■ **Assignment**
Answer with a number only: how many lines of the entries below contain the word "crystal"?

■ **Records supplied**

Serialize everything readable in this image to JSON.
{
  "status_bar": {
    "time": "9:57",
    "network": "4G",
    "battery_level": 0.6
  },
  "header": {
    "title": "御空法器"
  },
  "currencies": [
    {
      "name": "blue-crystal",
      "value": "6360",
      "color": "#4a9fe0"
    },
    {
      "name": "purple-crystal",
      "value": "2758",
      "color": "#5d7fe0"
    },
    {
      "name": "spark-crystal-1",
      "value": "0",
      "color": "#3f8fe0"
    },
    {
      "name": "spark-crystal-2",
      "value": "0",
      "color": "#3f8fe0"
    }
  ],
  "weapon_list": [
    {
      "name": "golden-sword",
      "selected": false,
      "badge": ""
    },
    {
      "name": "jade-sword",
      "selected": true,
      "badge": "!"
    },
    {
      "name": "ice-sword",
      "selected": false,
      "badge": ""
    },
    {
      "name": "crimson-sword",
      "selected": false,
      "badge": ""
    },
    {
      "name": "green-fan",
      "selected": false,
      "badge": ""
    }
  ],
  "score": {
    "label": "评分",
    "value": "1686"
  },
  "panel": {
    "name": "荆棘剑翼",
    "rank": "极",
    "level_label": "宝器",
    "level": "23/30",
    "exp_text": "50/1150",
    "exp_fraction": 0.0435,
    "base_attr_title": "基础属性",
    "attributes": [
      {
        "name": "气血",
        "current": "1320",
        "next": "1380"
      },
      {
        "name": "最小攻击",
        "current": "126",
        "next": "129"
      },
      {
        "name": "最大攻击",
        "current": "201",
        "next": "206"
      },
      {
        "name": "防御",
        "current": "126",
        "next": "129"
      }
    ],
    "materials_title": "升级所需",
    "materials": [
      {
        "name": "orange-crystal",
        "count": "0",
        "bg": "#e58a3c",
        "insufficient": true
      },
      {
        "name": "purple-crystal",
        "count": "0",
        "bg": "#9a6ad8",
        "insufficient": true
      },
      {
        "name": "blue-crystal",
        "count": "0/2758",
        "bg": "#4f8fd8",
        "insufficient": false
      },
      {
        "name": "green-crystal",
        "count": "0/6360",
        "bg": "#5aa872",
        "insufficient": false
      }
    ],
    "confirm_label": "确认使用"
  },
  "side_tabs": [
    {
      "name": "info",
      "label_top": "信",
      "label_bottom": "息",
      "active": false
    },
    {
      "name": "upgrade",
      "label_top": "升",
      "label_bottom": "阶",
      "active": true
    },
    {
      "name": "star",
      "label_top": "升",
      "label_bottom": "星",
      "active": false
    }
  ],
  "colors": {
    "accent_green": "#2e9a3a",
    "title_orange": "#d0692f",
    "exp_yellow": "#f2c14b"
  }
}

■ **Completed task**
8